-I find that it is an important and very interesting experience to not shy away from feelings that are normally perceived as painful or negative in some way. I guess I am a very unsentimental person because what happens to me when I allow myself to really perceive emotional discomfort is that I become detached and kind of indifferent in a very positive way. I just get this liberating feeling that nothing is really all that important. One morning a couple of years ago I received a phone call. They told me I had cancer and that I might die. I was very surprised at my emotional response: I was upset and sad of course, but more than that I thought that if anyone is to die from cancer I’m all right with it being me. I felt that I had already done a lot of fun things in my life. And I also realized that I didn’t care if no one would remember me after I died. That was also a very liberating feeling.
Some will say that such responses is the sign of an enlightened mind, i.e. someone able to vitalize their life, and art perhaps, with all the energy that most people spend on worrying and trying to remedy or escape the sometimes harsh realities of the human condition. Anyway, Karin Park seems perfectly happy with what she calls the Nordic disposition towards mental gloom.
-Some people seem to think that the direction my music has taken –towards something blacker and colder– is contrived, but I feel that the turn has been towards something more authentic really. I have become more introvert; more of an observer, and I like it. Maybe it is the Nordic mentality that plays out, and maybe that is what I have in common with the other Nordic artists that I have been compared with lately, like Robyn, Karin Dreijer and Bjørk.
It is her singing that people have compared with the mentioned names, and the sparse electronic sound. But the hint of an eastern element is something they don’t share with Karin. She is not sure herself about the philosophical part of it –pertaining to the notion of detachment– but the more concrete aspects are undeniable: Karin spent three years in Japan as a child, and on the strangely evocative song Jungle Woman, vocal timbres reminiscent of China make their appearance.

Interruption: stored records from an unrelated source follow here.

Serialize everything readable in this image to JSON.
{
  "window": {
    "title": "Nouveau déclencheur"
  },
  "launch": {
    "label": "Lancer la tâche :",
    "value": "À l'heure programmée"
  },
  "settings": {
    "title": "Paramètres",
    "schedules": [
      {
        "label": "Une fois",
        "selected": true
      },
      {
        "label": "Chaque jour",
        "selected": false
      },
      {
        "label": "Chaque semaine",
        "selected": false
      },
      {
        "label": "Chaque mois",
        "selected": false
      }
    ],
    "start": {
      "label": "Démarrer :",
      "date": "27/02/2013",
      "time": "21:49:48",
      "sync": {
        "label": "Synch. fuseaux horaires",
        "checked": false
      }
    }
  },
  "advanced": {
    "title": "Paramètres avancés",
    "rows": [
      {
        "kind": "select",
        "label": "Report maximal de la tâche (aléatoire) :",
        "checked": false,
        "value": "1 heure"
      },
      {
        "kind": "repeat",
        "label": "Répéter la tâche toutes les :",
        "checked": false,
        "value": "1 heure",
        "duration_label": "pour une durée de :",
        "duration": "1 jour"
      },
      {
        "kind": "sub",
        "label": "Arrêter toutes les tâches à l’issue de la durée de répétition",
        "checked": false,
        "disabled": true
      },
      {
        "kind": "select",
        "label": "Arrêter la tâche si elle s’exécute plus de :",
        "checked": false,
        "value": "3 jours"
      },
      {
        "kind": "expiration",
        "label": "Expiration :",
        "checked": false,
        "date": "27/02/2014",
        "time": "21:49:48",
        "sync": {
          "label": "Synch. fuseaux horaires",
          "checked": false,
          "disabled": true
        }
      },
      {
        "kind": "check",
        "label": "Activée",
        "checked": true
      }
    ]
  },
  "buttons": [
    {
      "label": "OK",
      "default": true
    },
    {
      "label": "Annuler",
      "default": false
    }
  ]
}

-That song came about after having toured in China, says Karin. We have actually played a lot yonder, and done many TV-appearances and stuff. It just started with a desire to play there; I just felt like it, thought it would be fun and interesting. Who can help us with this, we said to ourselves, and luckily we got in touch with a guy who had all the right connections. China is a very interesting place, -huge market needless to say. But they are still kind of obsessed with the streamlined and generic. Not too keen on individuality, you know. I’ll definitely keep working there, but it’s not like I’m going to make China a key factor in my life.

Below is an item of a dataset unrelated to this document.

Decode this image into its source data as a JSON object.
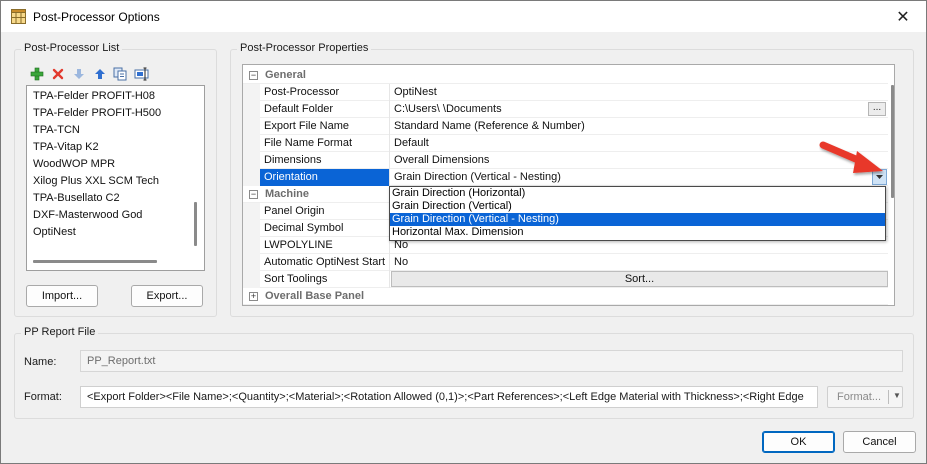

A factor that has been key is her moving to Bergen about ten years ago. Not that anyone can know what would have happened if she hadn’t, but still the truth is that Karin’s artistic life is intimately bound to the Bergen scene and the close, family-like ties that exist between the lead characters of that scene.

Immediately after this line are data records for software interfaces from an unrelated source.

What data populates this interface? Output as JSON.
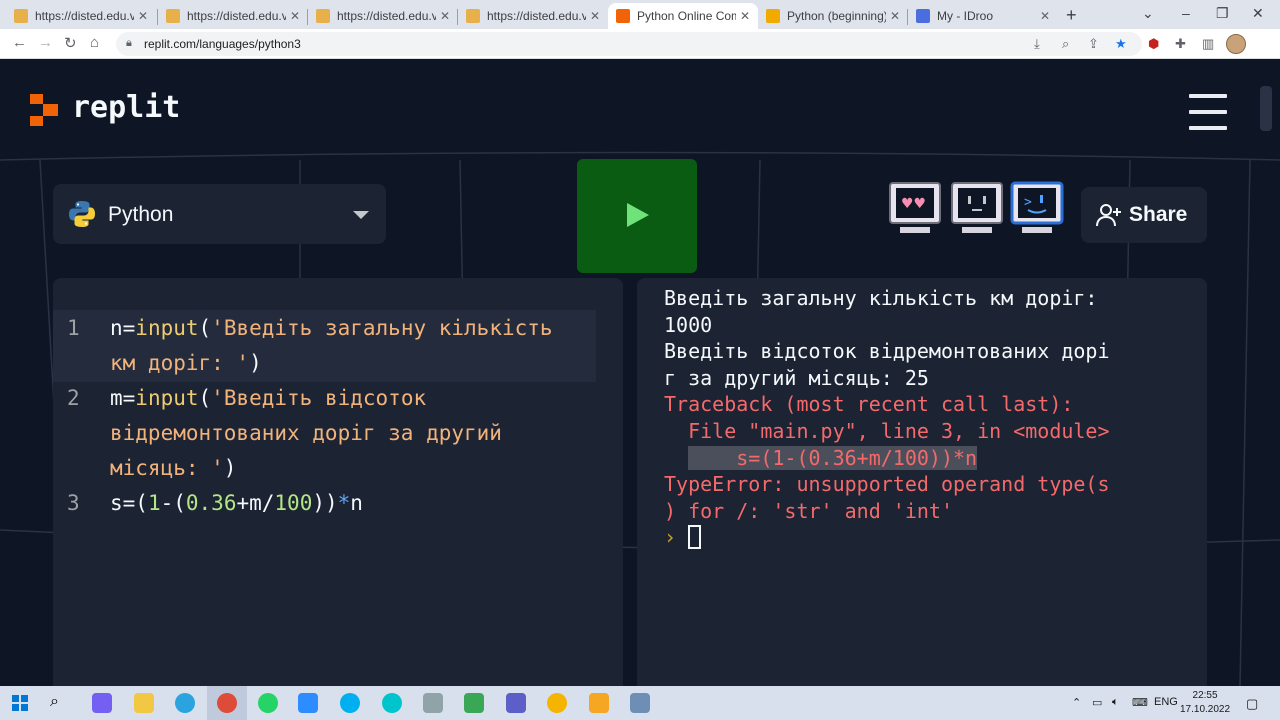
{
  "browser": {
    "tabs": [
      {
        "title": "https://disted.edu.vn/",
        "favicon_color": "#e8b04a"
      },
      {
        "title": "https://disted.edu.vn/",
        "favicon_color": "#e8b04a"
      },
      {
        "title": "https://disted.edu.vn/",
        "favicon_color": "#e8b04a"
      },
      {
        "title": "https://disted.edu.vn/",
        "favicon_color": "#e8b04a"
      },
      {
        "title": "Python Online Compi",
        "favicon_color": "#f26207"
      },
      {
        "title": "Python (beginning).de",
        "favicon_color": "#f2a900"
      },
      {
        "title": "My - IDroo",
        "favicon_color": "#4a6ee0"
      }
    ],
    "new_tab": "+",
    "url": "replit.com/languages/python3"
  },
  "replit": {
    "logo_text": "replit",
    "language_label": "Python",
    "share_label": "Share",
    "accent_run": "#0a5c13"
  },
  "editor": {
    "lines": [
      {
        "num": "1"
      },
      {
        "num": "2"
      },
      {
        "num": "3"
      }
    ],
    "tokens": {
      "l1_a": "n=",
      "l1_fn": "input",
      "l1_b": "(",
      "l1_str": "'Введіть загальну кількість км доріг: '",
      "l1_c": ")",
      "l2_a": "m=",
      "l2_fn": "input",
      "l2_b": "(",
      "l2_str": "'Введіть відсоток відремонтованих доріг за другий місяць: '",
      "l2_c": ")",
      "l3_a": "s=(",
      "l3_n1": "1",
      "l3_b": "-(",
      "l3_n2": "0.36",
      "l3_c": "+m/",
      "l3_n3": "100",
      "l3_d": "))",
      "l3_op": "*",
      "l3_e": "n"
    }
  },
  "console": {
    "line1": "Введіть загальну кількість км доріг:",
    "line2": "1000",
    "line3": "Введіть відсоток відремонтованих дорі",
    "line4": "г за другий місяць: 25",
    "line5": "Traceback (most recent call last):",
    "line6": "  File \"main.py\", line 3, in <module>",
    "line7": "    s=(1-(0.36+m/100))*n",
    "line8": "TypeError: unsupported operand type(s",
    "line9": ") for /: 'str' and 'int'",
    "prompt": "›"
  },
  "taskbar": {
    "lang": "ENG",
    "time": "22:55",
    "date": "17.10.2022"
  }
}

-The great thing about working with Frederick Saroea and the others is that we operate on an egalitarian level. And now that I’m also on the Datarock label YAP, the whole issue of conflicting interests between label and artists, music and business etc, is non-existent. We’re all friends and we respect each other and know how to work together in a way that is mutually rewarding.
After her first role as a film actress Karin is perhaps also broadening her expressive horizon?
-It was a fun thing to do, and I enjoyed getting some time of from my own projects and myself. Maybe I’ll do it again if the role is right. But my focus is on music. It is the only thing I know how to do; I really can’t do anything else. And now that I have let others into the music making process I get all the fresh input I need right there. Writing can become a very self-centred thing, so bringing in others has been a very wise move; a liberating kind of counterweight.
Karin Park's MySpace site
Karin Park's Last.fm site
YAP- Young Aspiring Professionals (Record Companies)
Karin Park, Artist